Independent Art Fair 2014

Brienne Walsh and David Everitt Howe on why Independent is so much cooler than the Armory

Indpendent 2014, installation view. Photo: Tom Powell Imaging

Independent has always seemed like something of a misnomer. How is it 'independent' exactly? Isn’t this fair’s exhibitor list full of the same pretentious types as other fairs? It doesn’t look like the Miami Beach Convention Center, that much is true, but a helping of natural light, historic building features, and a top-notch architectural design doesn’t mean that it isn’t, still, an art fair with the same aim as other art fairs. Which is, namely, to make money. Independent just looks sexier doing it. And who doesn’t like sex?

ArtReview contributors Brienne Walsh and David Everitt Howe certainly do. They schlepped through Independent pretending not to see everyone they saw at the Armory while trying to understand why Independent is so much cooler, and more pleasant, than the Armory.


1. Everything was tasteful at Independent. People were wearing dark colours and perfume that smelled like it could only be purchased at some insidery boutique. “Isn’t this so much better than the Armory?” was the first comment everyone seemed to be making when running into friends. But that’s like saying, “Isn’t this beautifully appointed Alexander Wang store so much better than an airport duty free lounge?”

2. When I first arrived, it was early afternoon, and a warm light suffused the galleries’ installations. Stefan Müller’s paintings, which were hung over the windows in Nagel Draxler’s booth, appeared luminous – abstract compositions redolent of Cy Twombly. Later, before I left, I visited Müller’s paintings again. The light had fallen, and they looked like dirty burlap.

3. At first glance, Gavin Brown’s booth was the most intimidating, given that stanchions cordoned it off. These turned out to be a work by Nick Relph, the white stanchion belt woven by the artist. Inside the rope line stood the artist Frances Stark, who was more than happy to tell us a little bit about her untitled work, which consisted of photographs printed from her Instagram feed. “In the art historical world, I’m a somebody,” she said. “But on Instagram, I’m a nobody. I have only 100 followers.” When asked why that was, she mused. “I’m a poet. I’m not a fucking superstar like Beyoncé.” She was a superstar at the Independent though: in wedge sneakers and a leather jacket, she was selling images that she has already given away for free.

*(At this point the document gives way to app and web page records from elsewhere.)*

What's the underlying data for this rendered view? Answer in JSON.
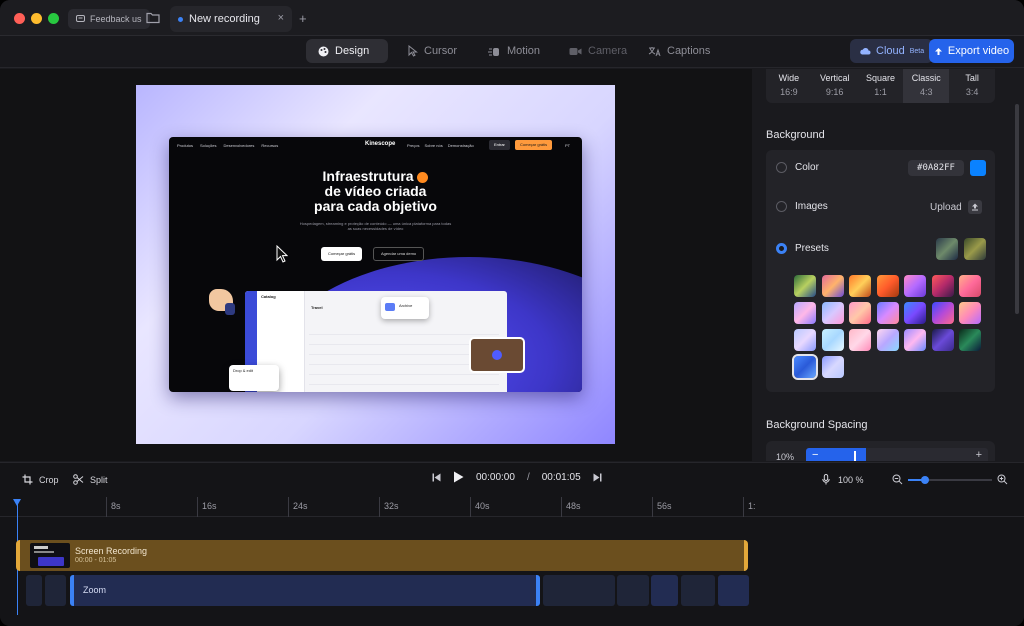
{
  "titlebar": {
    "feedback_label": "Feedback us",
    "tab_title": "New recording",
    "close_glyph": "×",
    "add_tab_glyph": "+"
  },
  "toolbar": {
    "modes": [
      {
        "label": "Design",
        "icon": "palette-icon",
        "state": "active"
      },
      {
        "label": "Cursor",
        "icon": "cursor-icon",
        "state": "normal"
      },
      {
        "label": "Motion",
        "icon": "motion-icon",
        "state": "normal"
      },
      {
        "label": "Camera",
        "icon": "camera-icon",
        "state": "disabled"
      },
      {
        "label": "Captions",
        "icon": "translate-icon",
        "state": "normal"
      }
    ],
    "cloud_label": "Cloud",
    "cloud_badge": "Beta",
    "export_label": "Export video",
    "accent": "#2563eb"
  },
  "preview": {
    "nav_links": [
      "Produtos",
      "Soluções",
      "Desenvolvedores",
      "Recursos"
    ],
    "brand": "Kinescope",
    "nav_right": [
      "Preços",
      "Sobre nós",
      "Demonstração"
    ],
    "login": "Entrar",
    "cta": "Começar grátis",
    "lang": "PT",
    "hero_line1": "Infraestrutura",
    "hero_line2": "de vídeo criada",
    "hero_line3": "para cada objetivo",
    "hero_sub": "Hospedagem, streaming e proteção de conteúdo — uma única plataforma para todas as suas necessidades de vídeo",
    "hero_btn_primary": "Começar grátis",
    "hero_btn_secondary": "Agendar uma demo",
    "app_title": "Catalog",
    "app_section": "Travel",
    "archive_label": "Archive",
    "drag_label": "Drop & edit"
  },
  "panel": {
    "aspects": [
      {
        "name": "Wide",
        "ratio": "16:9",
        "active": false
      },
      {
        "name": "Vertical",
        "ratio": "9:16",
        "active": false
      },
      {
        "name": "Square",
        "ratio": "1:1",
        "active": false
      },
      {
        "name": "Classic",
        "ratio": "4:3",
        "active": true
      },
      {
        "name": "Tall",
        "ratio": "3:4",
        "active": false
      }
    ],
    "background_title": "Background",
    "color_label": "Color",
    "color_hex": "#0A82FF",
    "images_label": "Images",
    "upload_label": "Upload",
    "presets_label": "Presets",
    "spacing_title": "Background Spacing",
    "spacing_value": "10%",
    "spacing_minus": "−",
    "spacing_plus": "+",
    "spacing_fraction": 0.1,
    "selected_preset_index": 21
  },
  "timeline": {
    "crop_label": "Crop",
    "split_label": "Split",
    "current_time": "00:00:00",
    "separator": "/",
    "total_time": "00:01:05",
    "volume": "100 %",
    "zoom_fraction": 0.2,
    "ruler": [
      "8s",
      "16s",
      "24s",
      "32s",
      "40s",
      "48s",
      "56s",
      "1:"
    ],
    "clip_title": "Screen Recording",
    "clip_range": "00:00 - 01:05",
    "zoom_label": "Zoom"
  }
}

1. Not to burden the point, but it amazes me how difficult it could be to get information on anything. Yes, many of the dealers were just too busy talking to the only people who matter at art fairs: collectors, obviously. But on the whole, the booth minders seemed either clueless or just crass in their attempts to size up who was worth their time. At Maccarone, when I asked the handsome-ish dealer on hand if he could provide a checklist, he told me, a little contemptuously, “I can be your checklist.” Wondering whether that was white-glove service or debasing insult, it nonetheless raised the question of what else he could be for me. Pool boy? Plumber? An unholy tryst in the night? I was feeling rather uptight, and the options, seemingly, were endless!

2. While it was, admittedly, a preview, I was actually impressed with the fair’s intimate scale. Many of the exhibiting artists were on hand, which proved helpful when their dealers were drooling over dollars. As Brie noted, Frances Stark was charming as she idled at Gavin Brown. Apparently John Bock was in the room too, at the Sprüth Magers booth, where a woman tore into Bock’s statue of himself with a chainsaw. Daniele Balice was chatting away at Balice and Hertling’s corner, Janice Guy was at Murray Guy’s section, and Matthew Higgs was just kind of lurking around looking stressed out.

3. What about the work, you ask? The work? Well, it was all very tasteful – maybe too much so. There were a lot of throwbacks. Michael Werner Gallery’s Hans Arp statues being a notable example, as were the Calder-inspired mobiles on display. With its string of eyeballs and abstract shapes, the large mobile at Andrew Kreps channelled a Bataille-like surrealism. Pae White’s colourful mass of delicate paper cut-outs at Kaufmann Repetto looked like something I might have made in pre-school (not a compliment). Again, often more impressive than the works was the natural light: it flooded in and cast strong shadows, such that the space itself struck the highest note.